[[ PROVIDED MATERIAL open ]]
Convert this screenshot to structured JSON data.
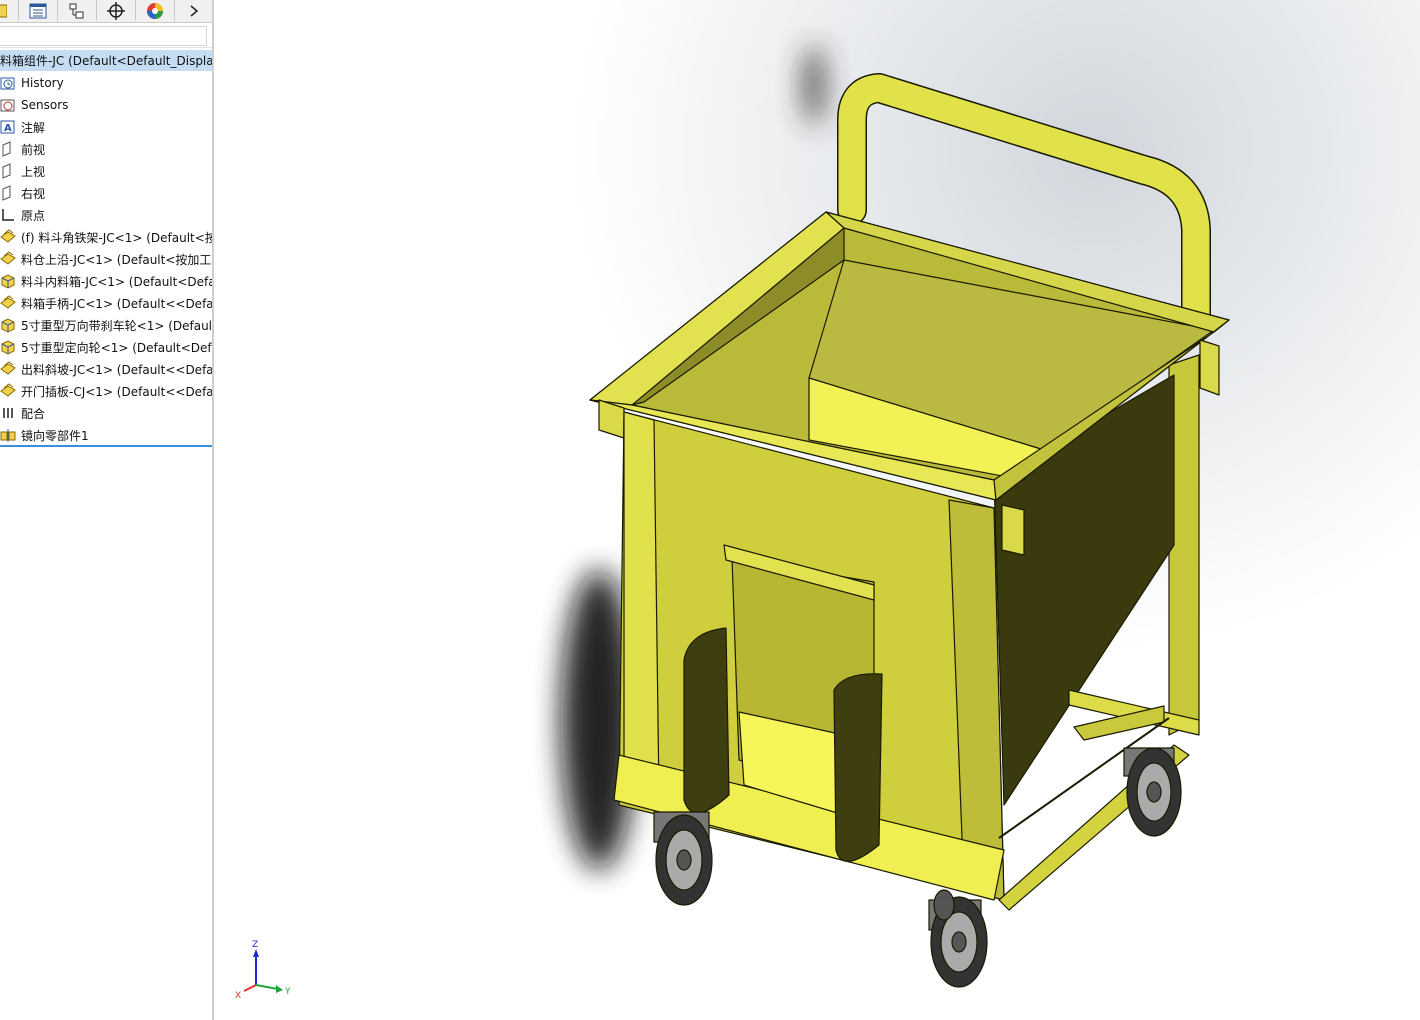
{
  "toolbar": {
    "tabs": [
      {
        "icon": "feature-manager-icon"
      },
      {
        "icon": "property-manager-icon"
      },
      {
        "icon": "configuration-manager-icon"
      },
      {
        "icon": "dimxpert-icon"
      },
      {
        "icon": "display-manager-icon"
      },
      {
        "icon": "chevron-right-icon"
      }
    ]
  },
  "feature_tree": {
    "root": {
      "label": "料箱组件-JC  (Default<Default_Display"
    },
    "items": [
      {
        "label": "History",
        "icon": "history-icon"
      },
      {
        "label": "Sensors",
        "icon": "sensors-icon"
      },
      {
        "label": "注解",
        "icon": "annotations-icon"
      },
      {
        "label": "前视",
        "icon": "plane-icon"
      },
      {
        "label": "上视",
        "icon": "plane-icon"
      },
      {
        "label": "右视",
        "icon": "plane-icon"
      },
      {
        "label": "原点",
        "icon": "origin-icon"
      },
      {
        "label": "(f) 料斗角铁架-JC<1> (Default<按",
        "icon": "subassembly-icon"
      },
      {
        "label": "料仓上沿-JC<1> (Default<按加工>",
        "icon": "subassembly-icon"
      },
      {
        "label": "料斗内料箱-JC<1> (Default<Defa",
        "icon": "part-icon"
      },
      {
        "label": "料箱手柄-JC<1> (Default<<Defau",
        "icon": "subassembly-icon"
      },
      {
        "label": "5寸重型万向带刹车轮<1> (Default",
        "icon": "part-icon"
      },
      {
        "label": "5寸重型定向轮<1> (Default<Defa",
        "icon": "part-icon"
      },
      {
        "label": "出料斜坡-JC<1> (Default<<Defau",
        "icon": "subassembly-icon"
      },
      {
        "label": "开门插板-CJ<1> (Default<<Defau",
        "icon": "subassembly-icon"
      },
      {
        "label": "配合",
        "icon": "mates-icon"
      },
      {
        "label": "镜向零部件1",
        "icon": "mirror-component-icon"
      }
    ]
  },
  "viewport": {
    "model_color": "#eaea3a",
    "triad": {
      "x": "X",
      "y": "Y",
      "z": "Z"
    }
  }
}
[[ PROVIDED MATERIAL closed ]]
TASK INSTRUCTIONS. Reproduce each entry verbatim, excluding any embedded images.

WRITTEN SOLUTION.
Convert this screenshot to structured JSON data.
{
  "toolbar": {
    "tabs": [
      {
        "icon": "feature-manager-icon"
      },
      {
        "icon": "property-manager-icon"
      },
      {
        "icon": "configuration-manager-icon"
      },
      {
        "icon": "dimxpert-icon"
      },
      {
        "icon": "display-manager-icon"
      },
      {
        "icon": "chevron-right-icon"
      }
    ]
  },
  "feature_tree": {
    "root": {
      "label": "料箱组件-JC  (Default<Default_Display"
    },
    "items": [
      {
        "label": "History",
        "icon": "history-icon"
      },
      {
        "label": "Sensors",
        "icon": "sensors-icon"
      },
      {
        "label": "注解",
        "icon": "annotations-icon"
      },
      {
        "label": "前视",
        "icon": "plane-icon"
      },
      {
        "label": "上视",
        "icon": "plane-icon"
      },
      {
        "label": "右视",
        "icon": "plane-icon"
      },
      {
        "label": "原点",
        "icon": "origin-icon"
      },
      {
        "label": "(f) 料斗角铁架-JC<1> (Default<按",
        "icon": "subassembly-icon"
      },
      {
        "label": "料仓上沿-JC<1> (Default<按加工>",
        "icon": "subassembly-icon"
      },
      {
        "label": "料斗内料箱-JC<1> (Default<Defa",
        "icon": "part-icon"
      },
      {
        "label": "料箱手柄-JC<1> (Default<<Defau",
        "icon": "subassembly-icon"
      },
      {
        "label": "5寸重型万向带刹车轮<1> (Default",
        "icon": "part-icon"
      },
      {
        "label": "5寸重型定向轮<1> (Default<Defa",
        "icon": "part-icon"
      },
      {
        "label": "出料斜坡-JC<1> (Default<<Defau",
        "icon": "subassembly-icon"
      },
      {
        "label": "开门插板-CJ<1> (Default<<Defau",
        "icon": "subassembly-icon"
      },
      {
        "label": "配合",
        "icon": "mates-icon"
      },
      {
        "label": "镜向零部件1",
        "icon": "mirror-component-icon"
      }
    ]
  },
  "viewport": {
    "model_color": "#eaea3a",
    "triad": {
      "x": "X",
      "y": "Y",
      "z": "Z"
    }
  }
}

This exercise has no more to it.